Krajca speaks on
National Archives--Southwest Region:
Resource Center for the Public"
Are you interested in the
original, the interesting, the funny, or the unique shades of history?
You might consider visiting the National Archives & Records
Administration--Southwest Region located at 501 West Felix, Building 1, in Fort
Worth (hours are Monday through Friday 6:30 AM to 4 PM and the 1st and 3rd
Saturdays from 8:00 AM - 4:00PM).
The records (more than 95,000 cubic
feet) at the Southwest Region are evidence of the impact of Federal government
policies and programs on Arkansas, Oklahoma, Louisiana, and Texas.

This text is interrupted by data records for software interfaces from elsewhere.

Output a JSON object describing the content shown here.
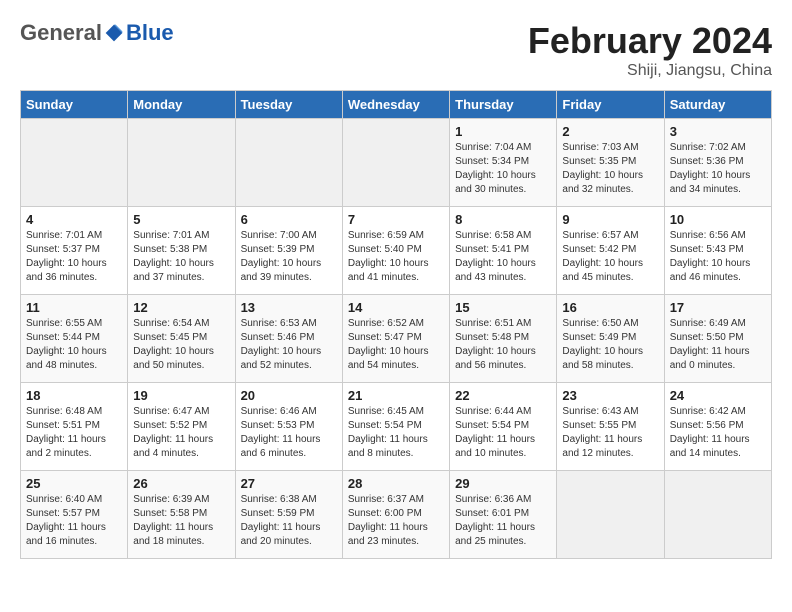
{
  "header": {
    "logo_general": "General",
    "logo_blue": "Blue",
    "title": "February 2024",
    "subtitle": "Shiji, Jiangsu, China"
  },
  "days_of_week": [
    "Sunday",
    "Monday",
    "Tuesday",
    "Wednesday",
    "Thursday",
    "Friday",
    "Saturday"
  ],
  "weeks": [
    [
      {
        "day": "",
        "info": ""
      },
      {
        "day": "",
        "info": ""
      },
      {
        "day": "",
        "info": ""
      },
      {
        "day": "",
        "info": ""
      },
      {
        "day": "1",
        "info": "Sunrise: 7:04 AM\nSunset: 5:34 PM\nDaylight: 10 hours\nand 30 minutes."
      },
      {
        "day": "2",
        "info": "Sunrise: 7:03 AM\nSunset: 5:35 PM\nDaylight: 10 hours\nand 32 minutes."
      },
      {
        "day": "3",
        "info": "Sunrise: 7:02 AM\nSunset: 5:36 PM\nDaylight: 10 hours\nand 34 minutes."
      }
    ],
    [
      {
        "day": "4",
        "info": "Sunrise: 7:01 AM\nSunset: 5:37 PM\nDaylight: 10 hours\nand 36 minutes."
      },
      {
        "day": "5",
        "info": "Sunrise: 7:01 AM\nSunset: 5:38 PM\nDaylight: 10 hours\nand 37 minutes."
      },
      {
        "day": "6",
        "info": "Sunrise: 7:00 AM\nSunset: 5:39 PM\nDaylight: 10 hours\nand 39 minutes."
      },
      {
        "day": "7",
        "info": "Sunrise: 6:59 AM\nSunset: 5:40 PM\nDaylight: 10 hours\nand 41 minutes."
      },
      {
        "day": "8",
        "info": "Sunrise: 6:58 AM\nSunset: 5:41 PM\nDaylight: 10 hours\nand 43 minutes."
      },
      {
        "day": "9",
        "info": "Sunrise: 6:57 AM\nSunset: 5:42 PM\nDaylight: 10 hours\nand 45 minutes."
      },
      {
        "day": "10",
        "info": "Sunrise: 6:56 AM\nSunset: 5:43 PM\nDaylight: 10 hours\nand 46 minutes."
      }
    ],
    [
      {
        "day": "11",
        "info": "Sunrise: 6:55 AM\nSunset: 5:44 PM\nDaylight: 10 hours\nand 48 minutes."
      },
      {
        "day": "12",
        "info": "Sunrise: 6:54 AM\nSunset: 5:45 PM\nDaylight: 10 hours\nand 50 minutes."
      },
      {
        "day": "13",
        "info": "Sunrise: 6:53 AM\nSunset: 5:46 PM\nDaylight: 10 hours\nand 52 minutes."
      },
      {
        "day": "14",
        "info": "Sunrise: 6:52 AM\nSunset: 5:47 PM\nDaylight: 10 hours\nand 54 minutes."
      },
      {
        "day": "15",
        "info": "Sunrise: 6:51 AM\nSunset: 5:48 PM\nDaylight: 10 hours\nand 56 minutes."
      },
      {
        "day": "16",
        "info": "Sunrise: 6:50 AM\nSunset: 5:49 PM\nDaylight: 10 hours\nand 58 minutes."
      },
      {
        "day": "17",
        "info": "Sunrise: 6:49 AM\nSunset: 5:50 PM\nDaylight: 11 hours\nand 0 minutes."
      }
    ],
    [
      {
        "day": "18",
        "info": "Sunrise: 6:48 AM\nSunset: 5:51 PM\nDaylight: 11 hours\nand 2 minutes."
      },
      {
        "day": "19",
        "info": "Sunrise: 6:47 AM\nSunset: 5:52 PM\nDaylight: 11 hours\nand 4 minutes."
      },
      {
        "day": "20",
        "info": "Sunrise: 6:46 AM\nSunset: 5:53 PM\nDaylight: 11 hours\nand 6 minutes."
      },
      {
        "day": "21",
        "info": "Sunrise: 6:45 AM\nSunset: 5:54 PM\nDaylight: 11 hours\nand 8 minutes."
      },
      {
        "day": "22",
        "info": "Sunrise: 6:44 AM\nSunset: 5:54 PM\nDaylight: 11 hours\nand 10 minutes."
      },
      {
        "day": "23",
        "info": "Sunrise: 6:43 AM\nSunset: 5:55 PM\nDaylight: 11 hours\nand 12 minutes."
      },
      {
        "day": "24",
        "info": "Sunrise: 6:42 AM\nSunset: 5:56 PM\nDaylight: 11 hours\nand 14 minutes."
      }
    ],
    [
      {
        "day": "25",
        "info": "Sunrise: 6:40 AM\nSunset: 5:57 PM\nDaylight: 11 hours\nand 16 minutes."
      },
      {
        "day": "26",
        "info": "Sunrise: 6:39 AM\nSunset: 5:58 PM\nDaylight: 11 hours\nand 18 minutes."
      },
      {
        "day": "27",
        "info": "Sunrise: 6:38 AM\nSunset: 5:59 PM\nDaylight: 11 hours\nand 20 minutes."
      },
      {
        "day": "28",
        "info": "Sunrise: 6:37 AM\nSunset: 6:00 PM\nDaylight: 11 hours\nand 23 minutes."
      },
      {
        "day": "29",
        "info": "Sunrise: 6:36 AM\nSunset: 6:01 PM\nDaylight: 11 hours\nand 25 minutes."
      },
      {
        "day": "",
        "info": ""
      },
      {
        "day": "",
        "info": ""
      }
    ]
  ]
}
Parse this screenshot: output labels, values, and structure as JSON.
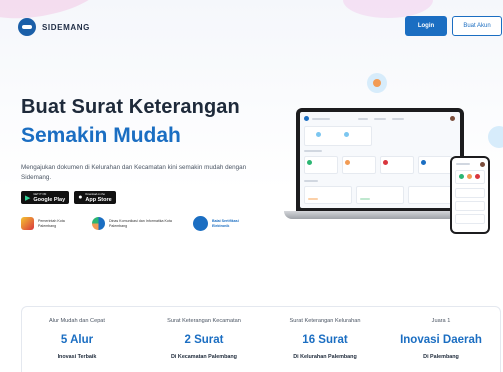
{
  "header": {
    "brand": "SIDEMANG",
    "login_label": "Login",
    "register_label": "Buat Akun"
  },
  "hero": {
    "title_line1": "Buat Surat Keterangan",
    "title_line2": "Semakin Mudah",
    "description": "Mengajukan dokumen di Kelurahan dan Kecamatan kini semakin mudah dengan Sidemang."
  },
  "stores": {
    "google_small": "GET IT ON",
    "google_label": "Google Play",
    "apple_small": "Download on the",
    "apple_label": "App Store"
  },
  "partners": [
    {
      "label": "Pemerintah Kota Palembang"
    },
    {
      "label": "Dinas Komunikasi dan Informatika Kota Palembang"
    },
    {
      "label": "Balai Sertifikasi Elektronik"
    }
  ],
  "stats": [
    {
      "caption": "Alur Mudah dan Cepat",
      "value": "5 Alur",
      "sub": "Inovasi Terbaik"
    },
    {
      "caption": "Surat Keterangan Kecamatan",
      "value": "2 Surat",
      "sub": "Di Kecamatan Palembang"
    },
    {
      "caption": "Surat Keterangan Kelurahan",
      "value": "16 Surat",
      "sub": "Di Kelurahan Palembang"
    },
    {
      "caption": "Juara 1",
      "value": "Inovasi Daerah",
      "sub": "Di Palembang"
    }
  ],
  "colors": {
    "primary": "#1b6ec2",
    "title": "#1e2a3a",
    "accent_orange": "#f29b54"
  }
}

The records are preserved because of their permanent
historical, fiscal, or legal value, and their importance to the continuing work
of the U.S. Government. They are
available to both private individuals and public officials.
Citizens settling legal claims, genealogists researching family history,
scholars writing local, state, or national history, and Federal employees
engaged in Government programs will find unique resources at the Southwest
The holdings document regional and
national history from the early 1800's with emphasis on the impact of westward
expansion on the Southwest. Records
generated by the settlement of Native Americans in Indian Territory comprise one
of this regional archive’s largest record groups.
Other subjects covered include the Civil War, slavery, Chinese exclusion,
repatriation, segregation, World Wars I and II, treason business, economic
development, oil, and the space program. Popular figures and topics include: Jackson Barnett, Bonnie
and Clyde, the Blue Angels, the Dalton Gang, Billie Sol Estes, Henry O. Flipper,
O. Henry, Madalynn Murray O’Hair, Isaac Parker, and the Texas City Disaster.
Historians, genealogists, writers,
students, and many others have frequented the Southwest region. The Southwest Region has the Federal population censuses for
all states, 1790-1930; military service records, pension and bounty land warrant
applications; passenger lists; Dawes census cards and enrollment jackets for the
Five Tribes of Oklahoma.
All it takes is a little bit of time and
a little bit of curiosity. Who
knows--you might be able to add some interesting facet to your family history or
research topic? Try out the
National Archives website: www.archives.gov.